| WORK ORDER |
Give back every record exactly as written.

───── SUPPLIED DATA ─────

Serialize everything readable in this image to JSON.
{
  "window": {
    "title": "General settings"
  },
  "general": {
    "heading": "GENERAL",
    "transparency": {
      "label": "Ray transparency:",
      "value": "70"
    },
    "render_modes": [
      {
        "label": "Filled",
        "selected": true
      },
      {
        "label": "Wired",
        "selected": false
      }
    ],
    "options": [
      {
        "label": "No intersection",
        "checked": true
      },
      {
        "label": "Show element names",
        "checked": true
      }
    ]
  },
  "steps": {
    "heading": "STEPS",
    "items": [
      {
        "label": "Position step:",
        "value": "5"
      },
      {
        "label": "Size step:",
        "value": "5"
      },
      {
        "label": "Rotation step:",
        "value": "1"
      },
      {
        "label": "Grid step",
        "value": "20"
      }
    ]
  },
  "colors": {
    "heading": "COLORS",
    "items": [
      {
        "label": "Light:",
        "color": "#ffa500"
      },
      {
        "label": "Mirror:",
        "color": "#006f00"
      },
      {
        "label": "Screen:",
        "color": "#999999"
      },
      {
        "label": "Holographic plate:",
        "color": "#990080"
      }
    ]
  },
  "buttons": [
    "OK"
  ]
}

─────

| SOLUTION TO THIS EXERCISE |
Serialize everything readable in this image to JSON.
{
  "window": {
    "title": "General settings"
  },
  "general": {
    "heading": "GENERAL",
    "transparency": {
      "label": "Ray transparency:",
      "value": "70"
    },
    "render_modes": [
      {
        "label": "Filled",
        "selected": true
      },
      {
        "label": "Wired",
        "selected": false
      }
    ],
    "options": [
      {
        "label": "No intersection",
        "checked": true
      },
      {
        "label": "Show element names",
        "checked": true
      }
    ]
  },
  "steps": {
    "heading": "STEPS",
    "items": [
      {
        "label": "Position step:",
        "value": "5"
      },
      {
        "label": "Size step:",
        "value": "5"
      },
      {
        "label": "Rotation step:",
        "value": "1"
      },
      {
        "label": "Grid step",
        "value": "20"
      }
    ]
  },
  "colors": {
    "heading": "COLORS",
    "items": [
      {
        "label": "Light:",
        "color": "#ffa500"
      },
      {
        "label": "Mirror:",
        "color": "#006f00"
      },
      {
        "label": "Screen:",
        "color": "#999999"
      },
      {
        "label": "Holographic plate:",
        "color": "#990080"
      }
    ]
  },
  "buttons": [
    "OK"
  ]
}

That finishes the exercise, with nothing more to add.